The South African Reserve Bank (SARB) recently announced its second interest hike for the year, with many experts predicting that even steeper hikes could be on the way. This is against a backdrop in which the rate went from 10% in 2019 to 7% in the last year, with rate increases being announced from November 2021.

While this trend will impact many indebted South Africans, it is not the only inflationary trend that insurance policyholders need to know about, as there are a number of inflationary trends that are impacting claims in the insurance industry.  

What is driving inflation in the insurance industry? 

During the fourth quarter of 2021, numerous reports were published about the rising inflation of vehicle spare parts. This trend has been confirmed from various countries.

According to the German Insurance Association (GDV), vehicle spare prices in Germany increased by 6% from 2020 to 2021, but from 2013 to 2021 the increase was a whopping 44%.

In the US, the CFO of Advance Auto Parts projected an increase in aftermarket vehicle parts caused by supply-chain disruptions caused by COVID-19, labour shortage, wage inflation and the increasing cost and scarcity of raw materials.
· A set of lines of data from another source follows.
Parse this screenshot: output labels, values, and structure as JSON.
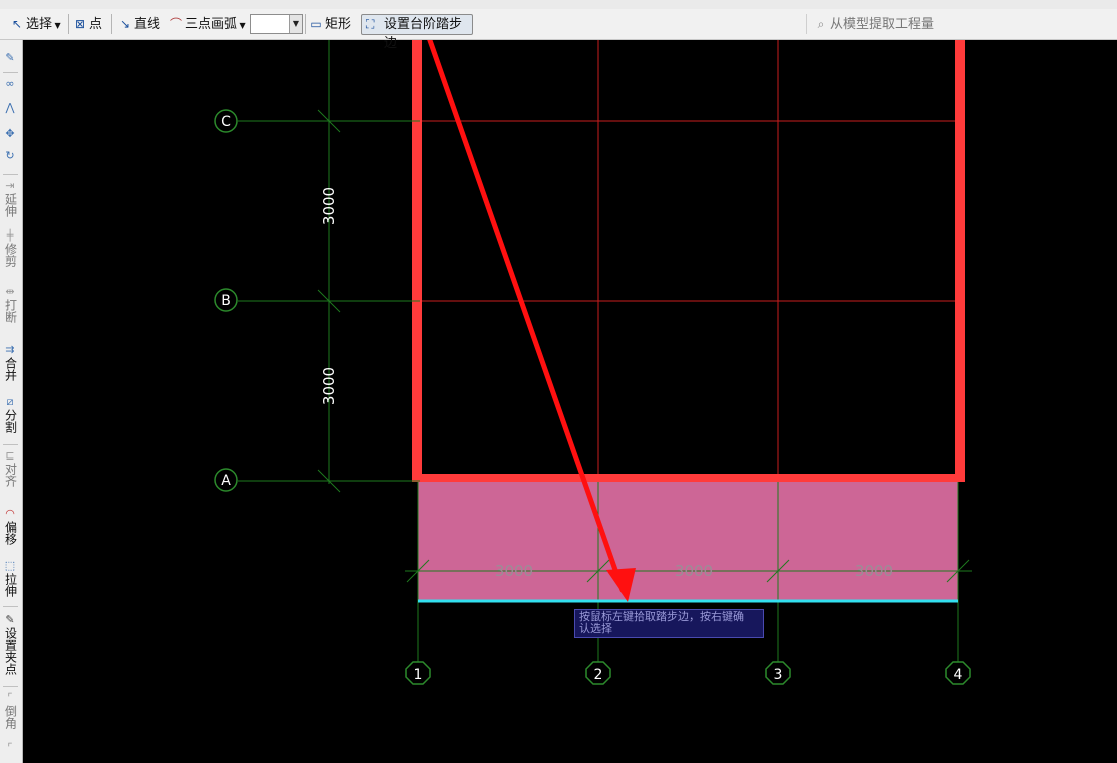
{
  "toolbar": {
    "select_label": "选择",
    "point_label": "点",
    "line_label": "直线",
    "arc_mode_label": "三点画弧",
    "rect_label": "矩形",
    "set_step_edge_label": "设置台阶踏步边",
    "extract_label": "从模型提取工程量"
  },
  "sidebar": {
    "extend": "延伸",
    "trim": "修剪",
    "break": "打断",
    "merge": "合并",
    "split": "分割",
    "align": "对齐",
    "offset": "偏移",
    "stretch": "拉伸",
    "set_grip": "设置夹点",
    "chamfer": "倒角"
  },
  "drawing": {
    "axes_rows": [
      "C",
      "B",
      "A"
    ],
    "axes_cols": [
      "1",
      "2",
      "3",
      "4"
    ],
    "dim_vertical": [
      "3000",
      "3000"
    ],
    "dim_horizontal": [
      "3000",
      "3000",
      "3000"
    ],
    "colors": {
      "background": "#000000",
      "axis_line": "#1e7a1e",
      "grid_line": "#c81e1e",
      "wall": "#ff3b3b",
      "step_fill": "#cd6696",
      "step_edge": "#33e0f0",
      "annotation_arrow": "#ff1010"
    }
  },
  "tooltip": {
    "line1": "按鼠标左键拾取踏步边，按右键确",
    "line2": "认选择"
  }
}
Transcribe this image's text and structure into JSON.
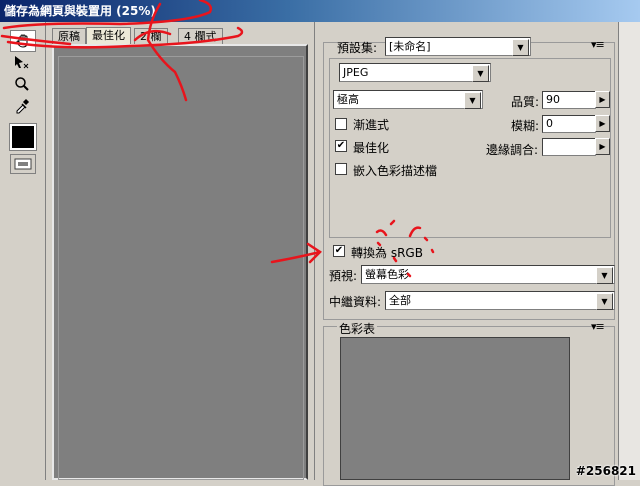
{
  "window": {
    "title": "儲存為網頁與裝置用 (25%)"
  },
  "tabs": [
    {
      "label": "原稿"
    },
    {
      "label": "最佳化"
    },
    {
      "label": "2 欄"
    },
    {
      "label": "4 欄式"
    }
  ],
  "tools": [
    "hand-icon",
    "slice-select-icon",
    "zoom-icon",
    "eyedropper-icon",
    "eyedropper-color-icon",
    "toggle-slices-icon"
  ],
  "settings": {
    "preset_label": "預設集:",
    "preset_value": "[未命名]",
    "format_value": "JPEG",
    "quality_preset": "極高",
    "quality_label": "品質:",
    "quality_value": "90",
    "progressive_label": "漸進式",
    "progressive_checked": false,
    "blur_label": "模糊:",
    "blur_value": "0",
    "optimized_label": "最佳化",
    "optimized_checked": true,
    "matte_label": "邊緣調合:",
    "matte_value": "",
    "embed_profile_label": "嵌入色彩描述檔",
    "embed_profile_checked": false,
    "convert_srgb_label": "轉換為 sRGB",
    "convert_srgb_checked": true,
    "preview_label": "預視:",
    "preview_value": "螢幕色彩",
    "metadata_label": "中繼資料:",
    "metadata_value": "全部"
  },
  "color_table": {
    "title": "色彩表"
  },
  "watermark": "#256821",
  "annotation_color": "#e8141c"
}
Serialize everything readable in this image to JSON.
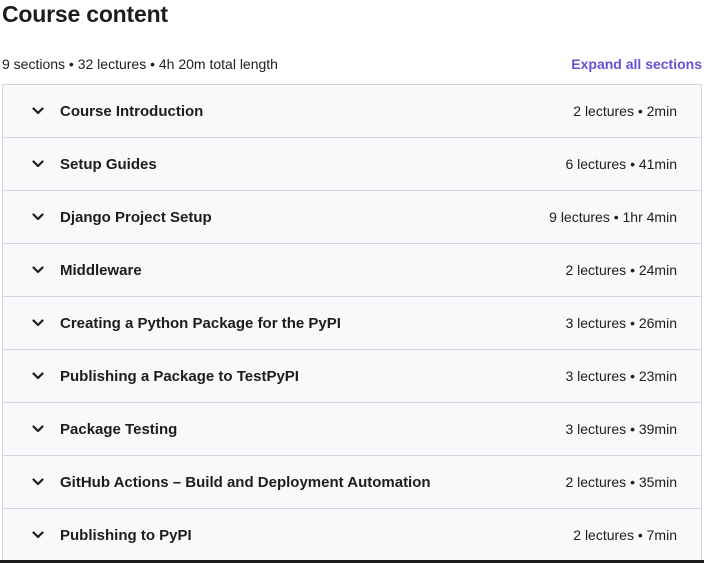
{
  "title": "Course content",
  "summary": "9 sections • 32 lectures • 4h 20m total length",
  "expand_label": "Expand all sections",
  "sections": [
    {
      "title": "Course Introduction",
      "meta": "2 lectures • 2min"
    },
    {
      "title": "Setup Guides",
      "meta": "6 lectures • 41min"
    },
    {
      "title": "Django Project Setup",
      "meta": "9 lectures • 1hr 4min"
    },
    {
      "title": "Middleware",
      "meta": "2 lectures • 24min"
    },
    {
      "title": "Creating a Python Package for the PyPI",
      "meta": "3 lectures • 26min"
    },
    {
      "title": "Publishing a Package to TestPyPI",
      "meta": "3 lectures • 23min"
    },
    {
      "title": "Package Testing",
      "meta": "3 lectures • 39min"
    },
    {
      "title": "GitHub Actions – Build and Deployment Automation",
      "meta": "2 lectures • 35min"
    },
    {
      "title": "Publishing to PyPI",
      "meta": "2 lectures • 7min"
    }
  ],
  "colors": {
    "accent": "#6a4fd6",
    "text": "#1c1d1f",
    "section_bg": "#f7f9fa",
    "border": "#d1d7dc"
  },
  "icons": {
    "section_toggle": "chevron-down-icon"
  }
}
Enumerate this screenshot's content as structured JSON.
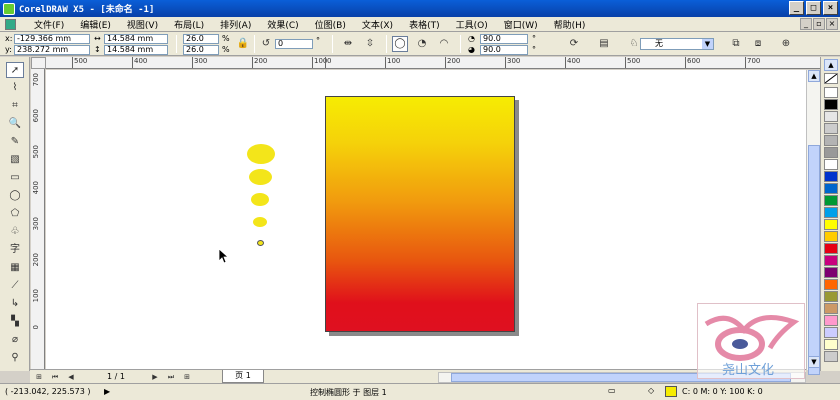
{
  "title": "CorelDRAW X5 - [未命名 -1]",
  "menu": [
    "文件(F)",
    "编辑(E)",
    "视图(V)",
    "布局(L)",
    "排列(A)",
    "效果(C)",
    "位图(B)",
    "文本(X)",
    "表格(T)",
    "工具(O)",
    "窗口(W)",
    "帮助(H)"
  ],
  "propbar": {
    "x": "-129.366 mm",
    "y": "238.272 mm",
    "width": "14.584 mm",
    "height": "14.584 mm",
    "scale_x": "26.0",
    "scale_y": "26.0",
    "percent": "%",
    "rotation": "0",
    "angle_start": "90.0",
    "angle_end": "90.0",
    "outline": "无"
  },
  "hruler_labels": [
    "500",
    "400",
    "300",
    "200",
    "100",
    "0",
    "100",
    "200",
    "300",
    "400",
    "500",
    "600",
    "700"
  ],
  "vruler_labels": [
    "700",
    "600",
    "500",
    "400",
    "300",
    "200",
    "100",
    "0"
  ],
  "pagebar": {
    "page_count": "1 / 1",
    "page_tab": "页 1"
  },
  "statusbar": {
    "coords": "( -213.042, 225.573 )",
    "message": "控制椭圆形 于 图层 1",
    "fill_info": "C: 0 M: 0 Y: 100 K: 0"
  },
  "watermark": "尧山文化",
  "colors": {
    "fill_swatch": "#f6ec02",
    "gradient_top": "#f6ec02",
    "gradient_bottom": "#df1020",
    "dots": "#f3e51a"
  },
  "palette": [
    "#ffffff",
    "#000000",
    "#e6e6e6",
    "#cccccc",
    "#b3b3b3",
    "#999999",
    "#ffffff",
    "#0033cc",
    "#0066cc",
    "#009933",
    "#00a0e9",
    "#ffff00",
    "#ffcc00",
    "#e60012",
    "#c8007d",
    "#7d0070",
    "#ff6600",
    "#999933",
    "#cc9966",
    "#ff99cc",
    "#ccccff",
    "#ffffcc",
    "#cccccc"
  ]
}
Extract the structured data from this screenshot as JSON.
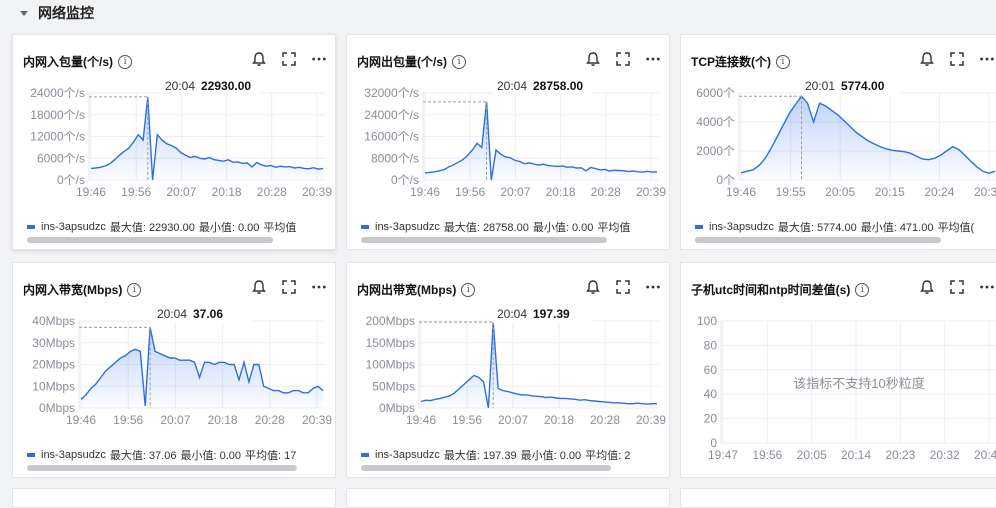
{
  "section": {
    "title": "网络监控"
  },
  "cards": [
    {
      "title": "内网入包量(个/s)",
      "tooltip": {
        "time": "20:04",
        "value": "22930.00"
      },
      "y_ticks": [
        "24000个/s",
        "18000个/s",
        "12000个/s",
        "6000个/s",
        "0个/s"
      ],
      "x_ticks": [
        "19:46",
        "19:56",
        "20:07",
        "20:18",
        "20:28",
        "20:39"
      ],
      "legend": {
        "name": "ins-3apsudzc",
        "max": "最大值: 22930.00",
        "min": "最小值: 0.00",
        "avg": "平均值"
      }
    },
    {
      "title": "内网出包量(个/s)",
      "tooltip": {
        "time": "20:04",
        "value": "28758.00"
      },
      "y_ticks": [
        "32000个/s",
        "24000个/s",
        "16000个/s",
        "8000个/s",
        "0个/s"
      ],
      "x_ticks": [
        "19:46",
        "19:56",
        "20:07",
        "20:18",
        "20:28",
        "20:39"
      ],
      "legend": {
        "name": "ins-3apsudzc",
        "max": "最大值: 28758.00",
        "min": "最小值: 0.00",
        "avg": "平均值"
      }
    },
    {
      "title": "TCP连接数(个)",
      "tooltip": {
        "time": "20:01",
        "value": "5774.00"
      },
      "y_ticks": [
        "6000个",
        "4000个",
        "2000个",
        "0个"
      ],
      "x_ticks": [
        "19:46",
        "19:55",
        "20:05",
        "20:15",
        "20:24",
        "20:34"
      ],
      "legend": {
        "name": "ins-3apsudzc",
        "max": "最大值: 5774.00",
        "min": "最小值: 471.00",
        "avg": "平均值("
      }
    },
    {
      "title": "内网入带宽(Mbps)",
      "tooltip": {
        "time": "20:04",
        "value": "37.06"
      },
      "y_ticks": [
        "40Mbps",
        "30Mbps",
        "20Mbps",
        "10Mbps",
        "0Mbps"
      ],
      "x_ticks": [
        "19:46",
        "19:56",
        "20:07",
        "20:18",
        "20:28",
        "20:39"
      ],
      "legend": {
        "name": "ins-3apsudzc",
        "max": "最大值: 37.06",
        "min": "最小值: 0.00",
        "avg": "平均值: 17"
      }
    },
    {
      "title": "内网出带宽(Mbps)",
      "tooltip": {
        "time": "20:04",
        "value": "197.39"
      },
      "y_ticks": [
        "200Mbps",
        "150Mbps",
        "100Mbps",
        "50Mbps",
        "0Mbps"
      ],
      "x_ticks": [
        "19:46",
        "19:56",
        "20:07",
        "20:18",
        "20:28",
        "20:39"
      ],
      "legend": {
        "name": "ins-3apsudzc",
        "max": "最大值: 197.39",
        "min": "最小值: 0.00",
        "avg": "平均值: 2"
      }
    },
    {
      "title": "子机utc时间和ntp时间差值(s)",
      "message": "该指标不支持10秒粒度",
      "y_ticks": [
        "100",
        "80",
        "60",
        "40",
        "20",
        "0"
      ],
      "x_ticks": [
        "19:47",
        "19:56",
        "20:05",
        "20:14",
        "20:23",
        "20:32",
        "20:41"
      ]
    }
  ],
  "chart_data": [
    {
      "type": "area",
      "title": "内网入包量(个/s)",
      "ylim": [
        0,
        24000
      ],
      "series": [
        {
          "name": "ins-3apsudzc",
          "values": [
            3200,
            3300,
            3500,
            3900,
            4500,
            5600,
            6800,
            7900,
            8800,
            10500,
            12500,
            11000,
            22930,
            0,
            12500,
            11000,
            10000,
            9500,
            8800,
            7500,
            6800,
            6200,
            6500,
            6000,
            5800,
            6200,
            5600,
            5400,
            5200,
            5600,
            4900,
            5000,
            4600,
            4700,
            3600,
            4800,
            4200,
            3800,
            4000,
            3500,
            3800,
            3600,
            3700,
            3300,
            3500,
            3200,
            3100,
            3400,
            3000,
            3200
          ]
        }
      ],
      "grid": true,
      "legend": "bottom-left"
    },
    {
      "type": "area",
      "title": "内网出包量(个/s)",
      "ylim": [
        0,
        32000
      ],
      "series": [
        {
          "name": "ins-3apsudzc",
          "values": [
            2600,
            2800,
            3000,
            3400,
            3800,
            4800,
            5500,
            6500,
            7500,
            9000,
            11000,
            13500,
            12000,
            28758,
            0,
            11000,
            9500,
            8500,
            8200,
            7200,
            6800,
            6000,
            6300,
            5900,
            5500,
            5800,
            5300,
            5100,
            5000,
            5200,
            4700,
            4800,
            4400,
            4500,
            3400,
            4600,
            4200,
            3700,
            3900,
            3300,
            3600,
            3500,
            3400,
            3100,
            3300,
            3000,
            2900,
            3200,
            2900,
            3000
          ]
        }
      ],
      "grid": true,
      "legend": "bottom-left"
    },
    {
      "type": "area",
      "title": "TCP连接数(个)",
      "ylim": [
        0,
        6000
      ],
      "series": [
        {
          "name": "ins-3apsudzc",
          "values": [
            500,
            600,
            700,
            1000,
            1500,
            2200,
            3000,
            3800,
            4600,
            5200,
            5774,
            5300,
            4000,
            5300,
            5100,
            4800,
            4500,
            4100,
            3700,
            3300,
            3000,
            2700,
            2500,
            2300,
            2150,
            2050,
            2000,
            1950,
            1850,
            1650,
            1450,
            1400,
            1500,
            1700,
            2000,
            2300,
            2100,
            1700,
            1300,
            900,
            600,
            471,
            600
          ]
        }
      ],
      "grid": true,
      "legend": "bottom-left"
    },
    {
      "type": "area",
      "title": "内网入带宽(Mbps)",
      "ylim": [
        0,
        40
      ],
      "series": [
        {
          "name": "ins-3apsudzc",
          "values": [
            4,
            6,
            9,
            11,
            14,
            17,
            19,
            21,
            23,
            24,
            26,
            27,
            26,
            1,
            37.06,
            26,
            25,
            24,
            23,
            23,
            22,
            22,
            22,
            21,
            14,
            21,
            21,
            20,
            21,
            21,
            20,
            20,
            13,
            21,
            12,
            20,
            20,
            10,
            9,
            8,
            8,
            7,
            7,
            8,
            8,
            7,
            7,
            9,
            10,
            8
          ]
        }
      ],
      "grid": true,
      "legend": "bottom-left"
    },
    {
      "type": "area",
      "title": "内网出带宽(Mbps)",
      "ylim": [
        0,
        200
      ],
      "series": [
        {
          "name": "ins-3apsudzc",
          "values": [
            15,
            18,
            17,
            20,
            22,
            25,
            28,
            35,
            45,
            55,
            65,
            75,
            70,
            60,
            0,
            197.39,
            45,
            40,
            38,
            35,
            32,
            30,
            30,
            28,
            27,
            26,
            24,
            25,
            23,
            22,
            22,
            21,
            20,
            18,
            19,
            17,
            16,
            15,
            14,
            13,
            12,
            12,
            11,
            10,
            10,
            11,
            10,
            9,
            10,
            10
          ]
        }
      ],
      "grid": true,
      "legend": "bottom-left"
    },
    {
      "type": "line",
      "title": "子机utc时间和ntp时间差值(s)",
      "ylim": [
        0,
        100
      ],
      "series": [],
      "grid": true
    }
  ]
}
In South Africa, prices for spare parts are expected to increase by as much as 60% due to a high demand for spare parts, shortage of raw materials to produce the parts, and rising shipping costs. Even locally produced spare parts increase by 10 to 20% on a regular basis.

This inflation is driven by a shortage of raw materials like iron, aluminium, and plastics due to production being closed down for almost two years.

A similar trend has been seen in the construction industry, with supply chain issues leading to increased component prices and subsequent higher than CPI increases.

All of these did not consider the then-unknown and very serious impact of the Ukraine-Russia war, which is leading to exponential increases in the price of oil and subsequent fuel increases. This will put further pressure on the price of spare parts and rebuilding costs.

This is a global issue, which is expected to be around for some time and no local insurer will be spared the impact of these increases.

We have seen this inflationary trend in the average cost of our claims. In January 2022, the year-on-year average cost of our Building claims increased by 44%, whilst the average cost of motor claims more than doubled compared to the previous year with an increase of 103%.

Where does this leave the insurer and ultimately the policyholder?

It means that insurers must ensure that the automated inflationary increases relating to buildings sums insured are maintained to ensure that policyholders are not out of pocket should they have a claim, especially total loss claims.

It also means that insurers need to realise renewal increases to be higher than the expected CPI of 5.9% to ensure it can continue to meet its claims obligations. 

Below are my top tips for policyholders in the current inflationary environment: 

  • Ensure that your building is adequately insured with the insurer’s inflationary increase on renewal. Rebuilding costs do not equal CPI inflation. This will ensure that your claim amount is not reduced in the event of a valid claim.
  • The price of second-hand vehicles has increased higher than that of the retail prices we source from external databases. Ask your broker or advisor about vehicle options. Remember that your insurer (if you work with a well-known brand) will always aim to be fair to the policyholder in the event of a claim.
  • At the very least, remember that it is likely your insurer will only raise premiums to what they feel is necessary. This is why it is important to be insured with a reputable company. Remember the core principle of insurance is that you pay in accordance with the risk that is introduced to the pool.
  • The best way to avoid renewal increases is not to claim, especially for smaller losses.